◆ **What you need to do**: Show, from the records below, all lines that contain the word "system".

[Dataset rows for apps and sites]
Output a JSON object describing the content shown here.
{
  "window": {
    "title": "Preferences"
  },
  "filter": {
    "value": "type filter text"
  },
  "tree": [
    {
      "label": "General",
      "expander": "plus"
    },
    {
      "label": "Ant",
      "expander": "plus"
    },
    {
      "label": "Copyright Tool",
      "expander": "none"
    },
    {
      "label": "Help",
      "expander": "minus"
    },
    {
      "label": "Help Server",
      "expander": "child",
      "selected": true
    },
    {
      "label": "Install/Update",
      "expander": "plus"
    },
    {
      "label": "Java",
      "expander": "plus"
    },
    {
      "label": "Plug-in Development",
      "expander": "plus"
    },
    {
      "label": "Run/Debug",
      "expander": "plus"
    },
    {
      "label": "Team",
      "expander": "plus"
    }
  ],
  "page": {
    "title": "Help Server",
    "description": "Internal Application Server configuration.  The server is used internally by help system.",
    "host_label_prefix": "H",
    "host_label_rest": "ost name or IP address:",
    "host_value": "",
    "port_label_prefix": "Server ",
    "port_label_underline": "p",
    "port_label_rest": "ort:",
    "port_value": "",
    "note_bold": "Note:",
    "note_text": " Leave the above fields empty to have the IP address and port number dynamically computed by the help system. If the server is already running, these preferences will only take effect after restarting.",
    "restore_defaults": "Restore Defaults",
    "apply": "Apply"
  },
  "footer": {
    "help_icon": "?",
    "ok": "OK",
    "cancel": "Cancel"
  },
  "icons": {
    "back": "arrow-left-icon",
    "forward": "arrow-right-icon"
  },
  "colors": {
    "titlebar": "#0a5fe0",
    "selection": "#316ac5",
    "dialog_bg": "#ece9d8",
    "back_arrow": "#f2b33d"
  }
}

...

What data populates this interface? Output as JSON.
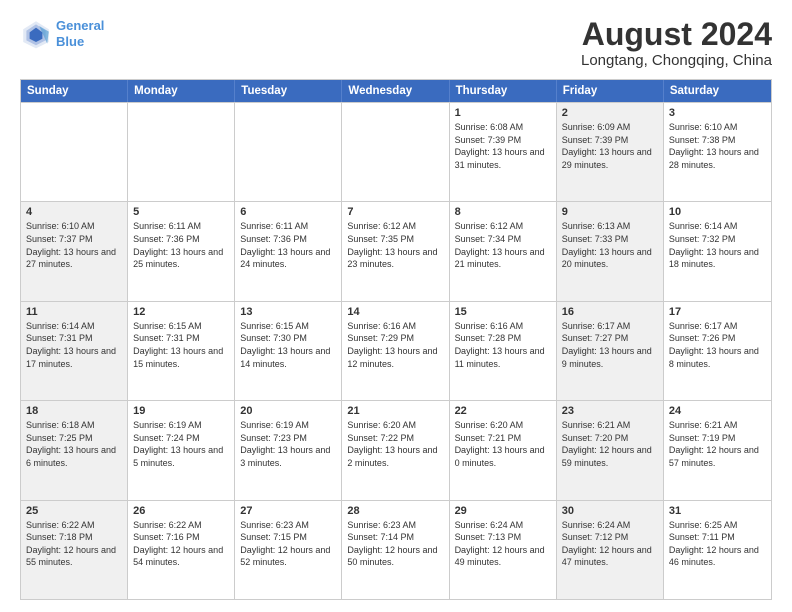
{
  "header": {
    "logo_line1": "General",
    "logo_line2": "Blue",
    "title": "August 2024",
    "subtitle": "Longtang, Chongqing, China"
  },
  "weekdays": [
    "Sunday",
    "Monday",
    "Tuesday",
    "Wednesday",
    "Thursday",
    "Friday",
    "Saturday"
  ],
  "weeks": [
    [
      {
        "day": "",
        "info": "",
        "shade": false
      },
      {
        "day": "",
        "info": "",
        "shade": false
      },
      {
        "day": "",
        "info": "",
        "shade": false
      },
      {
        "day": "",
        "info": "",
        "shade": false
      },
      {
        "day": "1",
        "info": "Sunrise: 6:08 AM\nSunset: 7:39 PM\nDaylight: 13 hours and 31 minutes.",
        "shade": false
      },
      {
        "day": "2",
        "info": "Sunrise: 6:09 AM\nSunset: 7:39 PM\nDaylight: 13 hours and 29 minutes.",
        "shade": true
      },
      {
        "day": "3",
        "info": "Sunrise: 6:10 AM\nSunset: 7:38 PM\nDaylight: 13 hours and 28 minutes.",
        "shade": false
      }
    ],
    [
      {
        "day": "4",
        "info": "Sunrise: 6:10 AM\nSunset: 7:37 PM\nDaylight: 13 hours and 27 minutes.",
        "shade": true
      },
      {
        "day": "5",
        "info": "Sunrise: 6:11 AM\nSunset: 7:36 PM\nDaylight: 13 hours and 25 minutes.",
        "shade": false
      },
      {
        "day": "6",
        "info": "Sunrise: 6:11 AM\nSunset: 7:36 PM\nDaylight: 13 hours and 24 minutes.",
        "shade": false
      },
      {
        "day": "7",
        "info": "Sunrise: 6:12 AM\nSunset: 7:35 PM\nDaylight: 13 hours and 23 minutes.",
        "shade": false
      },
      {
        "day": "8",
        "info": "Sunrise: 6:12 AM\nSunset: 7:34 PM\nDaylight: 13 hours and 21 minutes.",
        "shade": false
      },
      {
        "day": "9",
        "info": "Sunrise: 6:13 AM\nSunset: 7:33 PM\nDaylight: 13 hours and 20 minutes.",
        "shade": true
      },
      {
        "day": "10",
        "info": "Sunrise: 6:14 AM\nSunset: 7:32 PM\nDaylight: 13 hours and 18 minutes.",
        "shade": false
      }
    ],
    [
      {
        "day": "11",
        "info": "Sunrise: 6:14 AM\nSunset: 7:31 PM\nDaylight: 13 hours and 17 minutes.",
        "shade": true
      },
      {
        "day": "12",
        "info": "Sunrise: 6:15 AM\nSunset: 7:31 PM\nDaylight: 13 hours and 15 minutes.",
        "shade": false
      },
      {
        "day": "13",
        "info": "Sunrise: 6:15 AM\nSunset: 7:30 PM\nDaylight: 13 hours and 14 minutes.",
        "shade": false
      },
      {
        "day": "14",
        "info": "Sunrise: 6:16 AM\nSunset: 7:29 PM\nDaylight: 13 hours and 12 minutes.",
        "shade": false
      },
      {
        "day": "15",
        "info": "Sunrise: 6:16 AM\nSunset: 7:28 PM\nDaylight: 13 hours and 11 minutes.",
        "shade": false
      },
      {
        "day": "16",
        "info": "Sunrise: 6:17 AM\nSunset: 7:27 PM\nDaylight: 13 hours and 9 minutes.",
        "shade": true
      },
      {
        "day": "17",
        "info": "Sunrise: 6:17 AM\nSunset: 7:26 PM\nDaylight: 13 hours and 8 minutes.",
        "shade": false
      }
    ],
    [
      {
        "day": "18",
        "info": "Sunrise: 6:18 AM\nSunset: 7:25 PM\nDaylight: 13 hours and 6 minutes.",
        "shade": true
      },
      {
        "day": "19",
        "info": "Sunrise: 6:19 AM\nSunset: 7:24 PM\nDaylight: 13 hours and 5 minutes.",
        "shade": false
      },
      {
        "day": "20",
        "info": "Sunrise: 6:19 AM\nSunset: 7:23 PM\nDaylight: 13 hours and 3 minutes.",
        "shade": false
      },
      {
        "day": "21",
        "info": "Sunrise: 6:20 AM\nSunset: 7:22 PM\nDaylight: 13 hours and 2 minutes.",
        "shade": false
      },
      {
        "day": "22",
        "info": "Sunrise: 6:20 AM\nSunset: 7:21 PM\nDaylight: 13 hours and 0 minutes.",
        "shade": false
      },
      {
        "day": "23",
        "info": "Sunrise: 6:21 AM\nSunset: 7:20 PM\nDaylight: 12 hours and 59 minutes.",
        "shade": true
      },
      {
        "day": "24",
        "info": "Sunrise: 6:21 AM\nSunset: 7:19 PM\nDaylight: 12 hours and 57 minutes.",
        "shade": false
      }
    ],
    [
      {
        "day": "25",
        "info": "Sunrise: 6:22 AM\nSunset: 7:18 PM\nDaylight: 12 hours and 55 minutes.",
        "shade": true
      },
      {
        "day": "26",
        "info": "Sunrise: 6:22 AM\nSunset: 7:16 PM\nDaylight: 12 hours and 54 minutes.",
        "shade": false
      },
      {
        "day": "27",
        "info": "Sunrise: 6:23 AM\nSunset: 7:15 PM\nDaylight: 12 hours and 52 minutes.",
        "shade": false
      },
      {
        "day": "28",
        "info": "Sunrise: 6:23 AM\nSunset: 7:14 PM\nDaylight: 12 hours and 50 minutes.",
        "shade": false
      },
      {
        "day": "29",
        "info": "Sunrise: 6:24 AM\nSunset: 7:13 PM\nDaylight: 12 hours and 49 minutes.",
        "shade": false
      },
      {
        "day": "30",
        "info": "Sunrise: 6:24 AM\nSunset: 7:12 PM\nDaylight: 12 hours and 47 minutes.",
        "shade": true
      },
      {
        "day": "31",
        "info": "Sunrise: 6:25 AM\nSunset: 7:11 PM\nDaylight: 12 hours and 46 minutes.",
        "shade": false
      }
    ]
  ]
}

◆ **Solution below**:
    "description": "Internal Application Server configuration.  The server is used internally by help system.",
    "note_text": " Leave the above fields empty to have the IP address and port number dynamically computed by the help system. If the server is already running, these preferences will only take effect after restarting.",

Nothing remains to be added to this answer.